He grew up in Russellville and became interested in medicine by watching the role that many doctors played in the care of his mother, who had cardiovascular disease.
"It required many medical and surgical interventions on behalf of my mother," Hightower said. "I admired them and appreciated the care and compassion they showed. I witnessed what a role they provided in improving the quality of life for my mother. Those influences shaped my life and guided me toward becoming a physician."
He was attracted to the specialty of gynecologic oncology because of the challenges of working in a field where you take care of potentially very sick people with life-threatening diseases such as ovarian, endometrial, or cervical cancer.

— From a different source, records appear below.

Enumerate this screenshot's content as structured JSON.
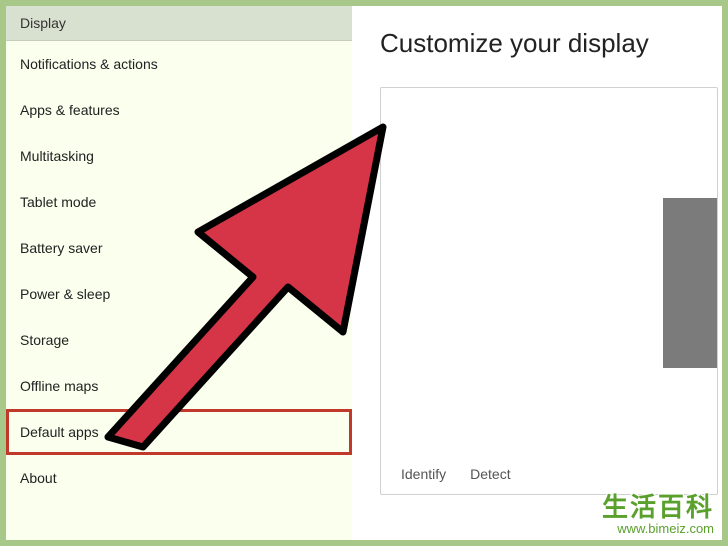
{
  "sidebar": {
    "header": "Display",
    "items": [
      {
        "label": "Notifications & actions"
      },
      {
        "label": "Apps & features"
      },
      {
        "label": "Multitasking"
      },
      {
        "label": "Tablet mode"
      },
      {
        "label": "Battery saver"
      },
      {
        "label": "Power & sleep"
      },
      {
        "label": "Storage"
      },
      {
        "label": "Offline maps"
      },
      {
        "label": "Default apps",
        "highlighted": true
      },
      {
        "label": "About"
      }
    ]
  },
  "main": {
    "title": "Customize your display",
    "actions": {
      "identify": "Identify",
      "detect": "Detect"
    }
  },
  "watermark": {
    "cn": "生活百科",
    "url": "www.bimeiz.com"
  },
  "annotation": {
    "arrow_color": "#d63447",
    "arrow_stroke": "#000000"
  }
}
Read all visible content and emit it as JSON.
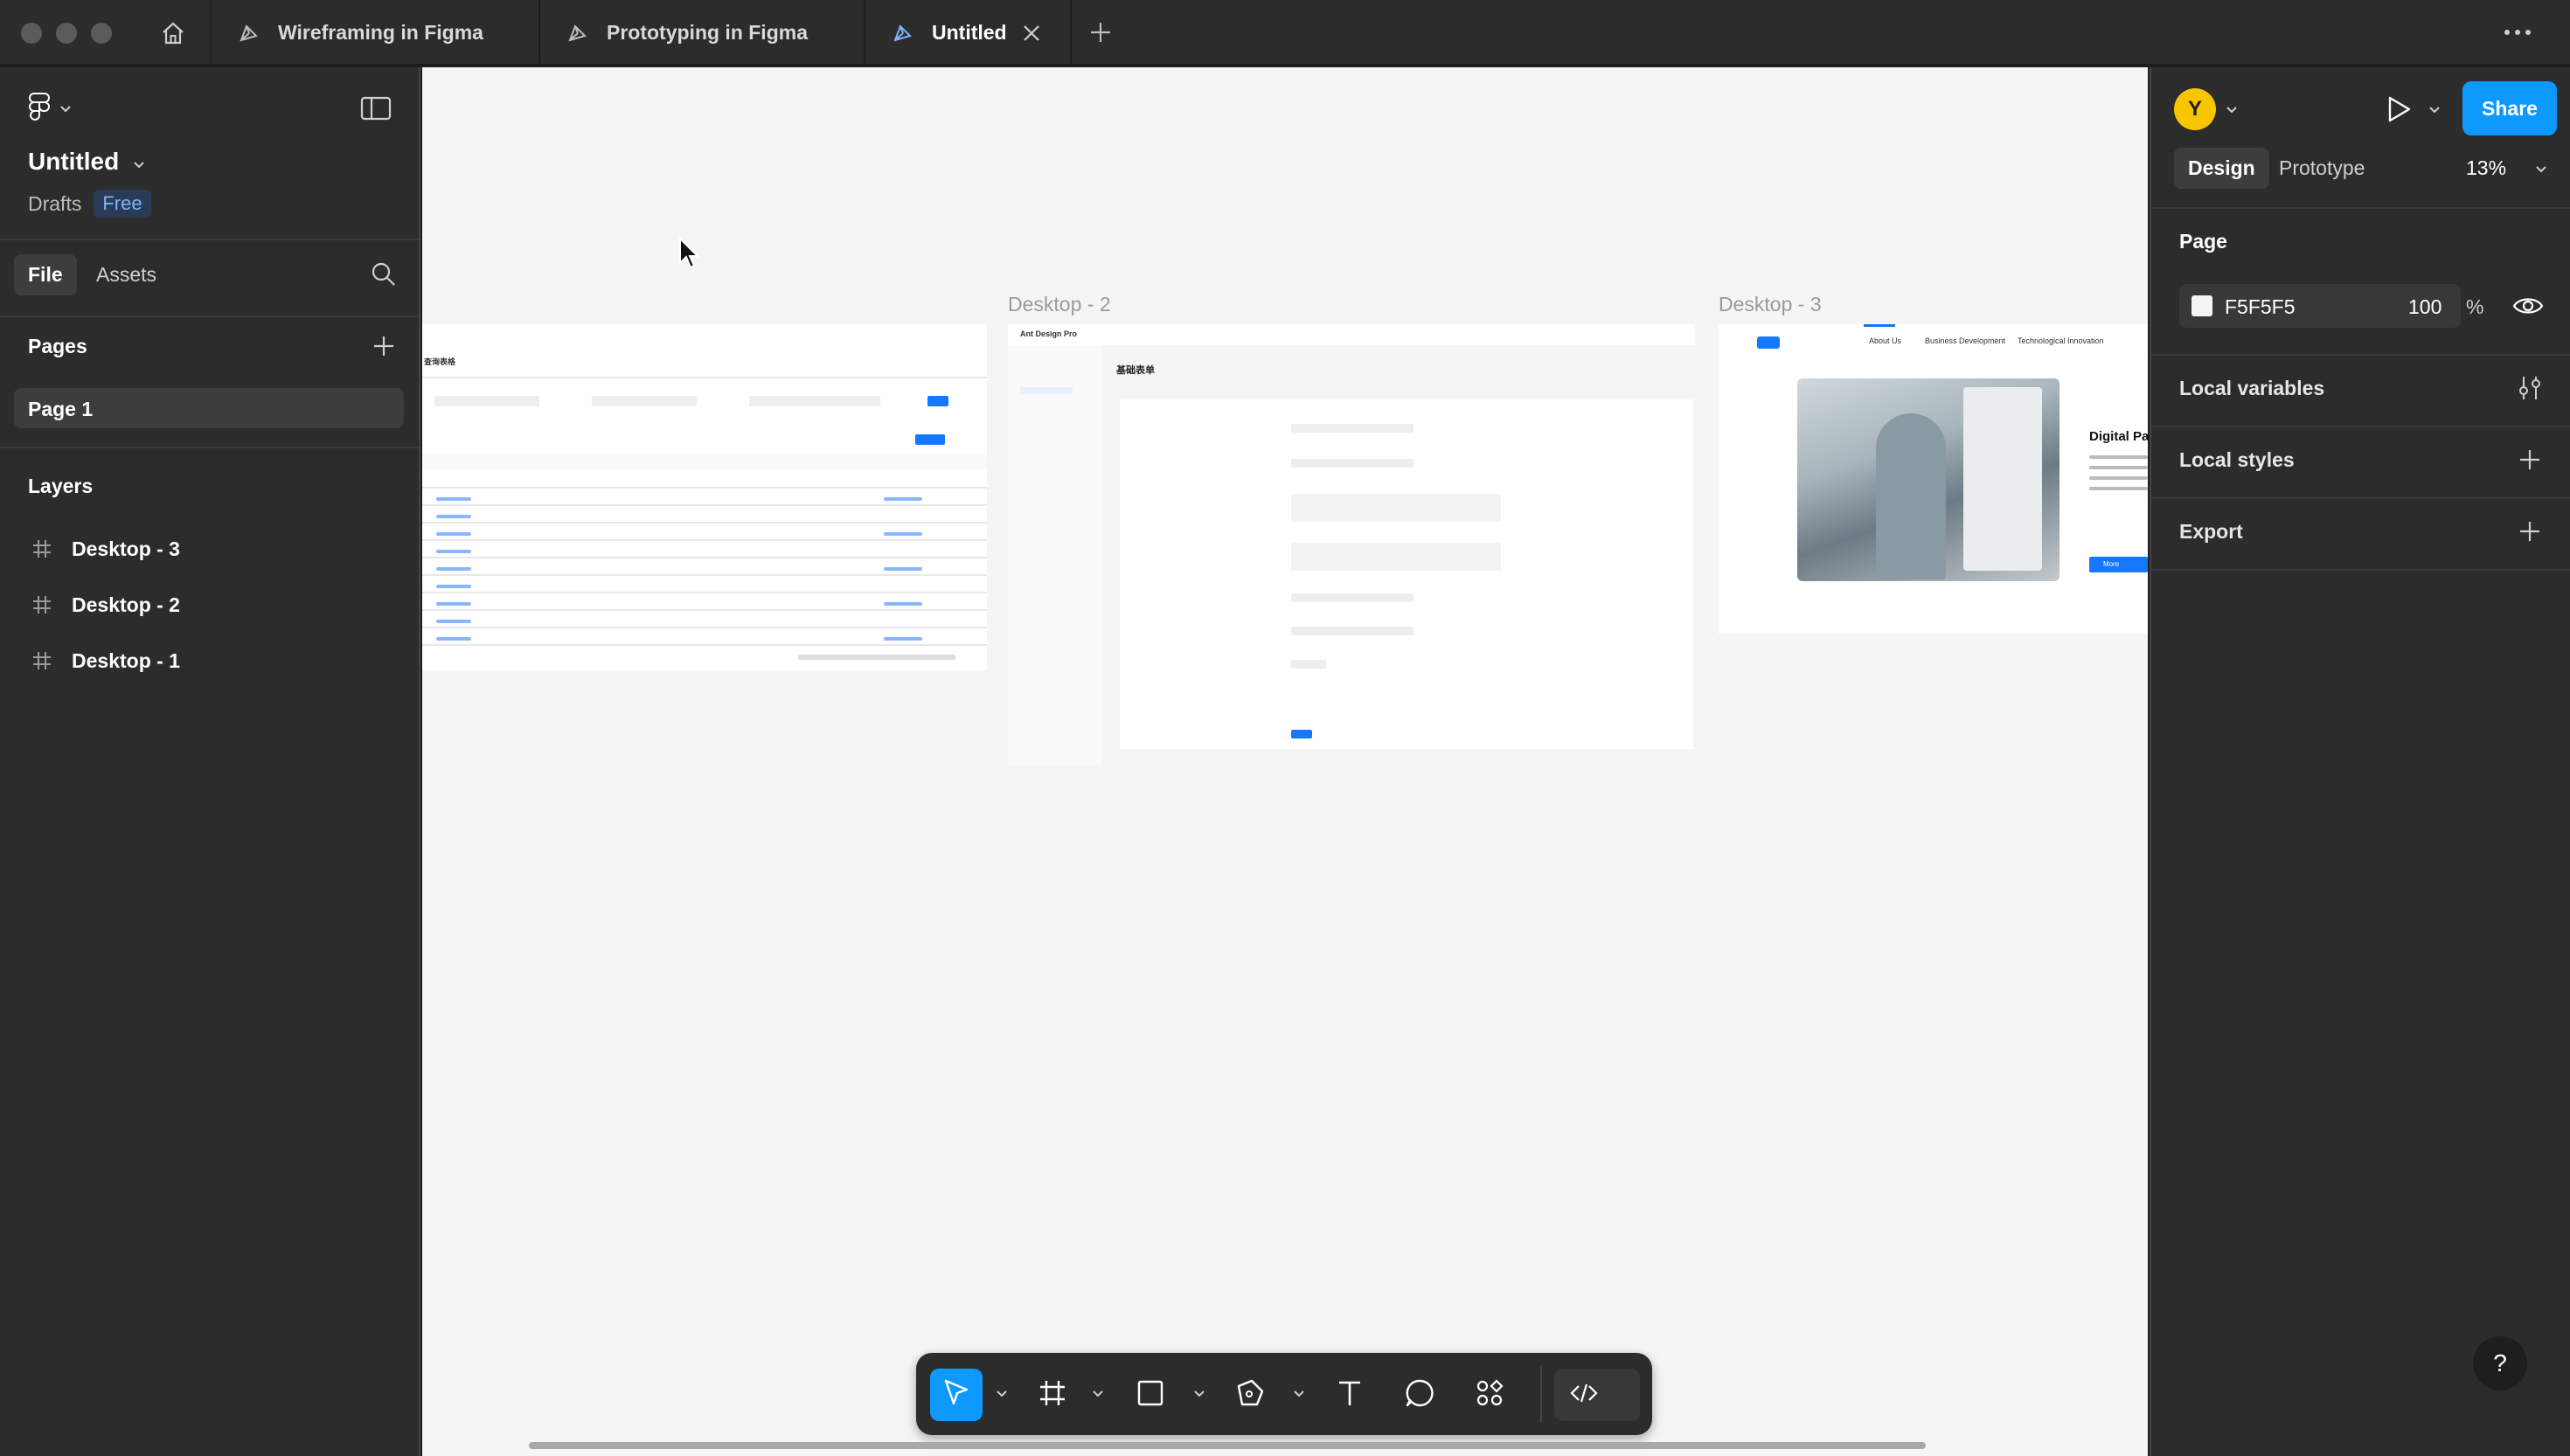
{
  "tabs": [
    {
      "label": "Wireframing in Figma",
      "active": false
    },
    {
      "label": "Prototyping in Figma",
      "active": false
    },
    {
      "label": "Untitled",
      "active": true
    }
  ],
  "file": {
    "name": "Untitled",
    "location": "Drafts",
    "plan": "Free"
  },
  "left_tabs": {
    "file": "File",
    "assets": "Assets"
  },
  "pages": {
    "heading": "Pages",
    "items": [
      "Page 1"
    ]
  },
  "layers": {
    "heading": "Layers",
    "items": [
      "Desktop - 3",
      "Desktop - 2",
      "Desktop - 1"
    ]
  },
  "canvas": {
    "frames": [
      {
        "label": "Desktop - 2"
      },
      {
        "label": "Desktop - 3"
      }
    ],
    "frame3_nav": [
      "About Us",
      "Business Development",
      "Technological Innovation"
    ],
    "frame3_heading": "Digital Pa",
    "frame3_button": "More",
    "frame2_brand": "Ant Design Pro",
    "frame2_title": "基础表单",
    "frame1_title": "查询表格"
  },
  "toolbar": {
    "tools": [
      "move-tool",
      "frame-tool",
      "rectangle-tool",
      "pen-tool",
      "text-tool",
      "comment-tool",
      "actions-tool"
    ],
    "dev_mode": "dev-mode-toggle"
  },
  "right": {
    "avatar": "Y",
    "share": "Share",
    "tab_design": "Design",
    "tab_prototype": "Prototype",
    "zoom": "13%",
    "page_heading": "Page",
    "bg_hex": "F5F5F5",
    "bg_opacity": "100",
    "percent": "%",
    "local_variables": "Local variables",
    "local_styles": "Local styles",
    "export": "Export",
    "help": "?"
  },
  "colors": {
    "accent": "#0d99ff",
    "canvas_bg": "#f5f5f5",
    "panel_bg": "#2c2c2c"
  }
}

"These people represent daughters, sisters, mothers, wives and grandmothers who play a very important part in our lives," Hightower said. "These are the people we work with, play sports with and attend church with. To be able to participate in their care with surgery or chemotherapy and possibly improve their quality of life was a goal I wanted to achieve. My life has been made better for this endeavor. I am lucky to be able to take care of these wonderful people."
Hightower gets high satisfaction marks from patients who say he makes them feel very comfortable while also being professional, positive and encouraging. "Almost a year since this journey in my life began with ovarian cancer," one patient wrote to him recently. "So thankful to have you as a surgeon and also trust my health will stay. May God richly bless you in your work as you do for others."
"Comments like that make it all worthwhile," Hightower said.
Since February 2012, Washington Regional has had a da Vinci® Surgical System and currently has the newest version, the Xi. Hightower said using robotic surgery allows doctors to perform many types of procedures that in the past had been difficult or impossible to perform.
"We see many advantages for our patients using robotic surgery, including shorter hospital stays, reduced blood loss, reduced pain and faster recovery times - all with the use of small incisions compared to traditional open surgery," Hightower said. "Mainly I use it for cervical cancer and endometrial cancers. I also use it for the patient who may have certain physical conditions, such as obesity, where smaller incisions are beneficial and alleviate additional complications."
Hightower has had national influence with research he published in Cancer in 1994, titled "National Survey of Ovarian Carcinoma IV: Patterns of Care and Related Survival for Older Patients," that showed older women benefited as much as younger women from surgery and chemotherapy for ovarian cancer.
"The conclusion from this study was that it appeared conservative treatment contributed to the decreased survival of older ovarian cancer patients," Hightower said. "Some physicians tend to think older individuals would be unable to tolerate chemotherapy or surgery and do not offer that type of treatment to the patient. However, they can usually tolerate it just as well as younger women. I've treated individuals up to 100 years old without problems. Of the 12,316 patients evaluated in the study, 1,115 were 80 years of age or older. There was no increase in anesthesia problems or other complications in the different age groups."
Hightower received his medical degree from the University of Arkansas for Medical Sciences and did his residency at the Naval Medical Center in Portsmouth, Va. He completed his fellowship at the University of Miami/Jackson Memorial Hospital, Miami, Fla. Hightower's professional recognitions include an award for Outstanding Achievement in Cancer Research by Upjohn, named one of "The Best Doctors in America," and one of "America's Top Oncologists."
Hightower has been married to his wife Amy for 38 years and they have three children, Nathan, 36, Ashley, 33, and Kelli, 28, and three grandchildren. In his leisure time, Hightower enjoys fly fishing on the White River and local ponds in the area and likes to work in his yard. The Hightowers have raised German Shepherds since 1993. "They are like part of the family," Hightower said.